Guest / Limited Access /

Eugene A. Nida is not a household name, but the 84-year-old resident of Belgium has influenced the Bibles read by most Christians around the world. The "premier linguist and translation consultant," as the Evangelical Dictionary of World Missions styles him, writes mostly about technical topics: descriptive linguistics, cross-cultural communications, translation theory, and semantics. However, the translations he helped shape in over 200 languages make it easier for many millions of lay Christians and nonbelievers to grasp the meaning of the Bible.

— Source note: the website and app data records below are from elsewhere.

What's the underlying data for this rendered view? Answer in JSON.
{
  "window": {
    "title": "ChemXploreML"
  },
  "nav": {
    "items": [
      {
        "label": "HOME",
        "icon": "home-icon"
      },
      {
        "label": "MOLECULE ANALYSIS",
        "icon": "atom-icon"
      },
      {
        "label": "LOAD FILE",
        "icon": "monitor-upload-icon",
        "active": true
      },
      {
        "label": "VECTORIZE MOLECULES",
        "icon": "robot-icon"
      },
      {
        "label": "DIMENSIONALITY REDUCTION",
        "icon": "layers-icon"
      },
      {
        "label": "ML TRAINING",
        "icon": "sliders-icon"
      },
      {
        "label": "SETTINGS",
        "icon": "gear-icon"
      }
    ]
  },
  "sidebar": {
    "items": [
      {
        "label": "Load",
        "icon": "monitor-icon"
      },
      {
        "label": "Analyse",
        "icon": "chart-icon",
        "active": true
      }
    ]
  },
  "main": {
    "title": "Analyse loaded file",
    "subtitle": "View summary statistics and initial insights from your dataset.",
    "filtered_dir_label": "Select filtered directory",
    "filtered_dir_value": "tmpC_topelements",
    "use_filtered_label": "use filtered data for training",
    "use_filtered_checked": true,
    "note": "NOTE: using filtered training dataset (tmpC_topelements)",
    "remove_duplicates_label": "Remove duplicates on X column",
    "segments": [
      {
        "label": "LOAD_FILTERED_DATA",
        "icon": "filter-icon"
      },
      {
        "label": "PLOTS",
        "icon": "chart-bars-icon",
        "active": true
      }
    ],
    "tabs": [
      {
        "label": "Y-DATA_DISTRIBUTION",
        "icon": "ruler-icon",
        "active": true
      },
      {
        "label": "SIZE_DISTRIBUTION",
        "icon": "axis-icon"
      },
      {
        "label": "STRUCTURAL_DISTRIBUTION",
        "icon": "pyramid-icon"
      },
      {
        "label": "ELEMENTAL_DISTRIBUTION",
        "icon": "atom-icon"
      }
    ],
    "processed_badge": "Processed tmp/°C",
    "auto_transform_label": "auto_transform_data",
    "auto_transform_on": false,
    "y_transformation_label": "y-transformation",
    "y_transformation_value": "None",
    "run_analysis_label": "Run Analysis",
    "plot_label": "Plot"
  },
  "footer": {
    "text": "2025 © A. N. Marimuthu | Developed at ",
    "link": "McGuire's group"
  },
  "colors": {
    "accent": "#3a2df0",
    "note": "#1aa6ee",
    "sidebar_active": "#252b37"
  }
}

He taught at the Summer Institute of Linguistics (now SIL), the educational alter ego of Wycliffe Bible Translators, and eventually became executive secretary for translations at the American Bible Society.

He coined the term dynamic equivalence translation to describe a "meaning-based" approach to translation—one that looks for functional equivalence rather than formal resemblance in translation. The American Bible Society's 1976 Good News Bible and its 1995 Contemporary English Version show his influence, as do other prominent translations, such as the New Living Translation.

CT editor David Neff talked with Nida when the outspoken linguist visited the United States earlier this year.

What do you consider your most important contribution to Bible translation?

To help people be willing to say what the text means—not what the words are, but what the text means.

...

How did you develop your ideas about Bible translation 50 years ago?

When I was at the University of California, Los Angeles, our professors would never let us translate literally. They said, "We want to know the meaning. We don't want to know just the words."

I found that a number of the Greek classics had been translated ...

Subscriber access only You have reached the end of this Article Preview

To continue reading, subscribe now. Subscribers have full digital access.

Tags:
From Issue:
Read These NextSee Our Latest
RecommendedMeet the Non-Christians Who Take the Bible Literally, Word for Word
Meet the Non-Christians Who Take the Bible Literally, Word for Word
Only half of non-Christians think the Bible is a book of fables. So who are the ones who think every word of it is directly from God?
TrendingReligious Freedom vs. LGBT Rights? It's More Complicated
Religious Freedom vs. LGBT Rights? It's More Complicated
The legal context for what's happening at Gordon College, and how Christians can respond despite intense cultural backlash.
Editor's PickWhat We Talk About When We Talk About 'Birth Control'
What We Talk About When We Talk About 'Birth Control'
Meaningful debate requires us to define the terms of discussion.
Leave a Comment

Use your Christianity Today login to leave a comment on this article. Not part of the community? Subscribe now, or register for a free account.

Christianity Today
Interview: Eugene Nida on Meaning-full Translations
hide thisOctober 7 October 7

In the Magazine

October 7, 2002

To continue reading, subscribe now for full print and digital access.